● **Task statement**
The answer must be every line below that contains the string "Import".

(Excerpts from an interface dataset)
****

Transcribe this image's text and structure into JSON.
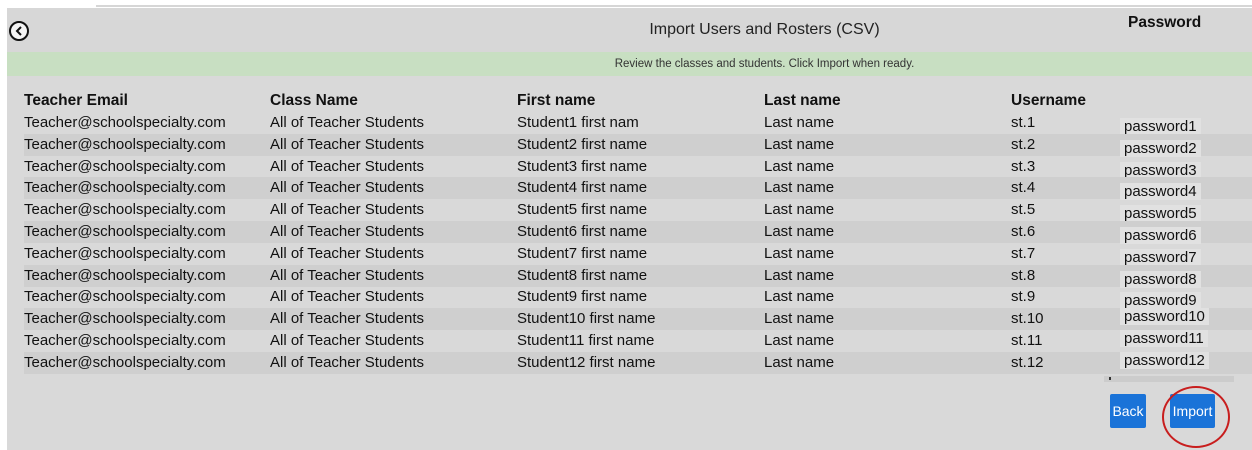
{
  "header": {
    "title": "Import Users and Rosters (CSV)",
    "banner": "Review the classes and students. Click Import when ready."
  },
  "columns": {
    "email": "Teacher Email",
    "class": "Class Name",
    "first": "First name",
    "last": "Last name",
    "username": "Username",
    "password": "Password"
  },
  "rows": [
    {
      "email": "Teacher@schoolspecialty.com",
      "class": "All of Teacher Students",
      "first": "Student1 first nam",
      "last": "Last name",
      "username": "st.1",
      "password": "password1"
    },
    {
      "email": "Teacher@schoolspecialty.com",
      "class": "All of Teacher Students",
      "first": "Student2 first name",
      "last": "Last name",
      "username": "st.2",
      "password": "password2"
    },
    {
      "email": "Teacher@schoolspecialty.com",
      "class": "All of Teacher Students",
      "first": "Student3 first name",
      "last": "Last name",
      "username": "st.3",
      "password": "password3"
    },
    {
      "email": "Teacher@schoolspecialty.com",
      "class": "All of Teacher Students",
      "first": "Student4 first name",
      "last": "Last name",
      "username": "st.4",
      "password": "password4"
    },
    {
      "email": "Teacher@schoolspecialty.com",
      "class": "All of Teacher Students",
      "first": "Student5 first name",
      "last": "Last name",
      "username": "st.5",
      "password": "password5"
    },
    {
      "email": "Teacher@schoolspecialty.com",
      "class": "All of Teacher Students",
      "first": "Student6 first name",
      "last": "Last name",
      "username": "st.6",
      "password": "password6"
    },
    {
      "email": "Teacher@schoolspecialty.com",
      "class": "All of Teacher Students",
      "first": "Student7 first name",
      "last": "Last name",
      "username": "st.7",
      "password": "password7"
    },
    {
      "email": "Teacher@schoolspecialty.com",
      "class": "All of Teacher Students",
      "first": "Student8 first name",
      "last": "Last name",
      "username": "st.8",
      "password": "password8"
    },
    {
      "email": "Teacher@schoolspecialty.com",
      "class": "All of Teacher Students",
      "first": "Student9 first name",
      "last": "Last name",
      "username": "st.9",
      "password": "password9"
    },
    {
      "email": "Teacher@schoolspecialty.com",
      "class": "All of Teacher Students",
      "first": "Student10 first name",
      "last": "Last name",
      "username": "st.10",
      "password": "password10"
    },
    {
      "email": "Teacher@schoolspecialty.com",
      "class": "All of Teacher Students",
      "first": "Student11 first name",
      "last": "Last name",
      "username": "st.11",
      "password": "password11"
    },
    {
      "email": "Teacher@schoolspecialty.com",
      "class": "All of Teacher Students",
      "first": "Student12 first name",
      "last": "Last name",
      "username": "st.12",
      "password": "password12"
    }
  ],
  "buttons": {
    "back": "Back",
    "import": "Import"
  },
  "icons": {
    "back": "chevron-left-icon"
  },
  "colors": {
    "button": "#1a73d8",
    "banner": "#c8dfc2",
    "highlight_ring": "#c81e1e"
  }
}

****

● **Answer to the problem**
    "title": "Import Users and Rosters (CSV)",
    "banner": "Review the classes and students. Click Import when ready."
    "import": "Import"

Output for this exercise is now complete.